### Information provided
--------------------
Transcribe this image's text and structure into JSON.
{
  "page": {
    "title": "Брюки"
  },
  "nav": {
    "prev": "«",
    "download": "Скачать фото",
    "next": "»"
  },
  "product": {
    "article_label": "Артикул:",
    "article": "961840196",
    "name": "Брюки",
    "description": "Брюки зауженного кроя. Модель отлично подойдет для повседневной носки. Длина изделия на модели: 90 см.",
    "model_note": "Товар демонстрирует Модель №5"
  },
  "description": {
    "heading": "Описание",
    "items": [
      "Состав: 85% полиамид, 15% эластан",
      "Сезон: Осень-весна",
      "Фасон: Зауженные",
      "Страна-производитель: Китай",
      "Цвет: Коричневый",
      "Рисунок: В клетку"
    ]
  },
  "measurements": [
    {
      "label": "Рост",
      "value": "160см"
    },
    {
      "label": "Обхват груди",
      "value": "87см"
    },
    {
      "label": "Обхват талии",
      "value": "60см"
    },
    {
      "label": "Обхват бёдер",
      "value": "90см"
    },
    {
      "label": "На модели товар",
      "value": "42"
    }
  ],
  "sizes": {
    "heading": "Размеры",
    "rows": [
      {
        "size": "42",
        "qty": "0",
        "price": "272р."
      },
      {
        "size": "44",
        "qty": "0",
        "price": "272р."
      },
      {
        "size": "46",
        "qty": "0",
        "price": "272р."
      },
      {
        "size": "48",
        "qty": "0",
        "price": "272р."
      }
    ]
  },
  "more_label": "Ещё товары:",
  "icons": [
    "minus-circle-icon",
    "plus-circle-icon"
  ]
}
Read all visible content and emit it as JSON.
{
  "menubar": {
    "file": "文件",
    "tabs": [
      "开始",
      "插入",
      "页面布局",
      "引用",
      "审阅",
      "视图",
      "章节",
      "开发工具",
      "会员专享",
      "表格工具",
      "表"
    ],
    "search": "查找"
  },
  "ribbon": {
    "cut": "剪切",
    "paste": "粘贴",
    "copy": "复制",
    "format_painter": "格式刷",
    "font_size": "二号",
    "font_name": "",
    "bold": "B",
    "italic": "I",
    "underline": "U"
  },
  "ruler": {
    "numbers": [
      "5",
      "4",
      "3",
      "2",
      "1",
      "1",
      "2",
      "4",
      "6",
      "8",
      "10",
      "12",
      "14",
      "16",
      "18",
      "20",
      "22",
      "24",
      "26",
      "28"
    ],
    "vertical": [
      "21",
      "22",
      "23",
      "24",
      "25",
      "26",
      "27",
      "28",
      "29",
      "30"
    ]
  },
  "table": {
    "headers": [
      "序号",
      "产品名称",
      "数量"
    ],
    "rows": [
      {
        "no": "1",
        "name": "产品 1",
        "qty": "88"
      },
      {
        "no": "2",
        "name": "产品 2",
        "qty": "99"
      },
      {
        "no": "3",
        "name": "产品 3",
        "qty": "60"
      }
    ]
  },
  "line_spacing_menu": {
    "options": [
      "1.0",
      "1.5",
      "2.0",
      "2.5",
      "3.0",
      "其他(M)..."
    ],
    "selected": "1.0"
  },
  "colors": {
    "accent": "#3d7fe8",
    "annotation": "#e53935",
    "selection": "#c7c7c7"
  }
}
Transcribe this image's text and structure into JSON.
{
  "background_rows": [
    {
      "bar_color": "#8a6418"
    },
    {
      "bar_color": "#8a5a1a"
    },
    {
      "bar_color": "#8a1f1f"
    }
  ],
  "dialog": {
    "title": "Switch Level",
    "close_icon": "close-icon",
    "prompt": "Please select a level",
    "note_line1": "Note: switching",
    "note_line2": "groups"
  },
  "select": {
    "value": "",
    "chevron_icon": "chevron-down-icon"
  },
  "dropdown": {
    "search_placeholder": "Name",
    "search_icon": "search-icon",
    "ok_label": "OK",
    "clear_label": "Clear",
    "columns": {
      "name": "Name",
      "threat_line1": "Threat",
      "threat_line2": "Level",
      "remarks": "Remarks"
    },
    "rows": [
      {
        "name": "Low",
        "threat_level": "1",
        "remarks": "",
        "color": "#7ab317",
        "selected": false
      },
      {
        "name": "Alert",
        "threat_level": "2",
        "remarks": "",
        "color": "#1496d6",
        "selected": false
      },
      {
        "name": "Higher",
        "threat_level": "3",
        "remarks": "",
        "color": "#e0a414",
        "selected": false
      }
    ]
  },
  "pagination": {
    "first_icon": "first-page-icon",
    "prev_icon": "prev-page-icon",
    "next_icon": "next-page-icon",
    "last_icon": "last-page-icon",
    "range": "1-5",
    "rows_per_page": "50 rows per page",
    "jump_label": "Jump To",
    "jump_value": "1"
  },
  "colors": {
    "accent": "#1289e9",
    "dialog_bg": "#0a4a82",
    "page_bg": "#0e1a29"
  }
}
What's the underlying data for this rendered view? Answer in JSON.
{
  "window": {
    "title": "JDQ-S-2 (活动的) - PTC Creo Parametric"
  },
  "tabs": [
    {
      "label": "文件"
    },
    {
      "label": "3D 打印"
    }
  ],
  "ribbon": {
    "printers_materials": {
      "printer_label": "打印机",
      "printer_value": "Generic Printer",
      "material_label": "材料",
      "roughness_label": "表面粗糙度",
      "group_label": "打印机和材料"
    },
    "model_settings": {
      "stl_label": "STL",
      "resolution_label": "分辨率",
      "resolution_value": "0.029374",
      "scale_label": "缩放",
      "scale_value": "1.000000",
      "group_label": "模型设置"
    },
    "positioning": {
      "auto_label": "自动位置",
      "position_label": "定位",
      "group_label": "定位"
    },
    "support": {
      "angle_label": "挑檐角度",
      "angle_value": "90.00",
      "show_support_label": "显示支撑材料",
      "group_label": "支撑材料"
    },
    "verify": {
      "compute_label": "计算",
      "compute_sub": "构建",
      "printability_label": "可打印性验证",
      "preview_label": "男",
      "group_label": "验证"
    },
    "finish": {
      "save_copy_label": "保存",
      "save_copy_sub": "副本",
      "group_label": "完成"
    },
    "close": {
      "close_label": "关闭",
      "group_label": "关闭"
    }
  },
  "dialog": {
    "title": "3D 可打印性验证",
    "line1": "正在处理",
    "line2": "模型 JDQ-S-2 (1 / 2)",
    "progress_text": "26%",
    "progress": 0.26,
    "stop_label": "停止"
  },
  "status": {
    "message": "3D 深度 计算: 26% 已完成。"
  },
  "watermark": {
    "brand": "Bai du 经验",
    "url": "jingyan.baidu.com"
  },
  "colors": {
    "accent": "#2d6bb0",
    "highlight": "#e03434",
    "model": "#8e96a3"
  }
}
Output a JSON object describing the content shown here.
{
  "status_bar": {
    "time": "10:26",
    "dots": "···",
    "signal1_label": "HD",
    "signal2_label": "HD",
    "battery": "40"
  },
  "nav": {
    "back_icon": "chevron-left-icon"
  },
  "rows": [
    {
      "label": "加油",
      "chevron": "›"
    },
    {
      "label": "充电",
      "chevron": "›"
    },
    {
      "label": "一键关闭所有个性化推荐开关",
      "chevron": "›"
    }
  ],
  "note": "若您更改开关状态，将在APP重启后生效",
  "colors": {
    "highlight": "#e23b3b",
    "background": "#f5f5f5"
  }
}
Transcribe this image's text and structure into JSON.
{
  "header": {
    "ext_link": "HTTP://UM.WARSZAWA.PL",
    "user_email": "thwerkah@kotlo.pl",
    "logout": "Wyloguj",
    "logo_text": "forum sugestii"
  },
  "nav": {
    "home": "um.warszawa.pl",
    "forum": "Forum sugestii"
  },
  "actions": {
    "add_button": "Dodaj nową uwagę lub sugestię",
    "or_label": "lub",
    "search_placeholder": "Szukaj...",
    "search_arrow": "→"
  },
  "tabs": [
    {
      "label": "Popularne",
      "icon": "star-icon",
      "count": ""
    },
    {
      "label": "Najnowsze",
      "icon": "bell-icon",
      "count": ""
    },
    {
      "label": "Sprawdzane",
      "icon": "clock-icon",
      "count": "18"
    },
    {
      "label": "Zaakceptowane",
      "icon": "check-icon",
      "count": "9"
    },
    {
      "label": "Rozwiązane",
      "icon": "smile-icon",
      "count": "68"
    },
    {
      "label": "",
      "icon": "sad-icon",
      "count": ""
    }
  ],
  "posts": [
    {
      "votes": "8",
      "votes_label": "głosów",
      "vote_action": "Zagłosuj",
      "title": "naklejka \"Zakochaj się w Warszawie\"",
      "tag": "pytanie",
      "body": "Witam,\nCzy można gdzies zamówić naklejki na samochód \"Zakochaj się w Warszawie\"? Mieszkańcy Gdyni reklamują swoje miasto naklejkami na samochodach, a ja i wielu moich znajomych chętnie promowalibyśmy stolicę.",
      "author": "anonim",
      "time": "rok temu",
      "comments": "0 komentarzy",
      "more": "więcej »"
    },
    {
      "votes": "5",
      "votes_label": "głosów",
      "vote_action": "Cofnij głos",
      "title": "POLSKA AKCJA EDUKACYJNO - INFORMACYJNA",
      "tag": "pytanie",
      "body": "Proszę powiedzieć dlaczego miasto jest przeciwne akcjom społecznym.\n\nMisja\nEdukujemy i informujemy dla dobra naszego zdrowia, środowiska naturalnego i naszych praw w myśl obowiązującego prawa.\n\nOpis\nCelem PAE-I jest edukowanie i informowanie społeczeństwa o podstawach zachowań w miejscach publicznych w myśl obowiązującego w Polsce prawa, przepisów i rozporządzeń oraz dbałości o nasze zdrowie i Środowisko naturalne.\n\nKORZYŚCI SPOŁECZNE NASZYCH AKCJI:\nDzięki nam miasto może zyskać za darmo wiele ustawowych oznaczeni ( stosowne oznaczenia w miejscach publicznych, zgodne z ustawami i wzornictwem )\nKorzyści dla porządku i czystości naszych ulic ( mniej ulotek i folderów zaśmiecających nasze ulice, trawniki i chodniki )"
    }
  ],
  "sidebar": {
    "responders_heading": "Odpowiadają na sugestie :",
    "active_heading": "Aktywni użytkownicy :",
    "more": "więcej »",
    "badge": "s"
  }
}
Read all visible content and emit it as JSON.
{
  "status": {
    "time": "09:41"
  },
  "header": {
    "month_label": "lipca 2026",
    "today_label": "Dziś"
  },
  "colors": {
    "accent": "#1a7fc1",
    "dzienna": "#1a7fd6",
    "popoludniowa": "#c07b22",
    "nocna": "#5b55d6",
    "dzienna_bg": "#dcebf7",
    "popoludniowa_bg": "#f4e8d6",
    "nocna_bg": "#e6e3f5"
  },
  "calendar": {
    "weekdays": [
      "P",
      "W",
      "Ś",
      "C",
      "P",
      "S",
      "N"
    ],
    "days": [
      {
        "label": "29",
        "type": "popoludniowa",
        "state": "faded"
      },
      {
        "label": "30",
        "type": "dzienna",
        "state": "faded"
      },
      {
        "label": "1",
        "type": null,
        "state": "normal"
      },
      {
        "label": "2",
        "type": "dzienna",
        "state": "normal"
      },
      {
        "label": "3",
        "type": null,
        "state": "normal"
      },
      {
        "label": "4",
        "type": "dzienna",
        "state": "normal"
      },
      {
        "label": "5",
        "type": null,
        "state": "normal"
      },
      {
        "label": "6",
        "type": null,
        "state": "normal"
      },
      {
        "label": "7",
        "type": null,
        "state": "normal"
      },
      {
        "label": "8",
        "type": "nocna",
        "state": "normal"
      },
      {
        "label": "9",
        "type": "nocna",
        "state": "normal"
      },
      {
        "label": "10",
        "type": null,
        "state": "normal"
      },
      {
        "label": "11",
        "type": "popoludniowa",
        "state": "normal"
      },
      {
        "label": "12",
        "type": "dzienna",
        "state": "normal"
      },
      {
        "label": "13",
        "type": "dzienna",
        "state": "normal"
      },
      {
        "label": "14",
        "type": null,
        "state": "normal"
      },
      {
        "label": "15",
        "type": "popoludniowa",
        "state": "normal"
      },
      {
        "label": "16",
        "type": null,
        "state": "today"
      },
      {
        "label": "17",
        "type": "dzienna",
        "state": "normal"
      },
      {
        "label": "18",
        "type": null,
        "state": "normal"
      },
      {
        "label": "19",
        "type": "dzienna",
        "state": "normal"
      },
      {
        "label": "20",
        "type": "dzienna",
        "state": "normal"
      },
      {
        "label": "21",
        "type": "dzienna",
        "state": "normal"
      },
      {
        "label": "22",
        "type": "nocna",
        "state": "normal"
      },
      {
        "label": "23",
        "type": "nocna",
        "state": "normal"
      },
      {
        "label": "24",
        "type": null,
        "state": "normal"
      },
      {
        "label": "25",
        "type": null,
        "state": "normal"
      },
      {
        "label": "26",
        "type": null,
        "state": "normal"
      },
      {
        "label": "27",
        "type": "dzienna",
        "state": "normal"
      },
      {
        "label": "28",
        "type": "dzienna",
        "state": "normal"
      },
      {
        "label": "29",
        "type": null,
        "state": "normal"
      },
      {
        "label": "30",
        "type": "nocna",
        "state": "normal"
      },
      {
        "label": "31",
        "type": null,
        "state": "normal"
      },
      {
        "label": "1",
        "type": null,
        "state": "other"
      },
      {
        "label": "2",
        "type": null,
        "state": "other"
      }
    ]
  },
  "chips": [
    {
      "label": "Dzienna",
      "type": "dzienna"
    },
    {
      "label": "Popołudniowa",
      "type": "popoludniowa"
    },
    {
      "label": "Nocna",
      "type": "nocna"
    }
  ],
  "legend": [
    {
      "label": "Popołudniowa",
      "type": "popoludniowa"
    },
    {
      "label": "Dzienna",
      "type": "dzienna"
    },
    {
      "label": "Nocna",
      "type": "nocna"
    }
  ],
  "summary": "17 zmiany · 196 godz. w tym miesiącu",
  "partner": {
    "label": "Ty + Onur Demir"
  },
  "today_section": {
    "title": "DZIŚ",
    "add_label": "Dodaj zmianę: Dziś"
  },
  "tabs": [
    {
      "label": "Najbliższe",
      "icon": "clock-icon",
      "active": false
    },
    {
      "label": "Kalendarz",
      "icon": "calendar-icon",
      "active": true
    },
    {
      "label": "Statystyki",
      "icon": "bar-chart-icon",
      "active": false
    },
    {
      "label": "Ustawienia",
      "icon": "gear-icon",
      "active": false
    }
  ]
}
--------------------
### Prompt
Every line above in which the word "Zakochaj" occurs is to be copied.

### Answer to this exercise
      "title": "naklejka \"Zakochaj się w Warszawie\"",
      "body": "Witam,\nCzy można gdzies zamówić naklejki na samochód \"Zakochaj się w Warszawie\"? Mieszkańcy Gdyni reklamują swoje miasto naklejkami na samochodach, a ja i wielu moich znajomych chętnie promowalibyśmy stolicę.",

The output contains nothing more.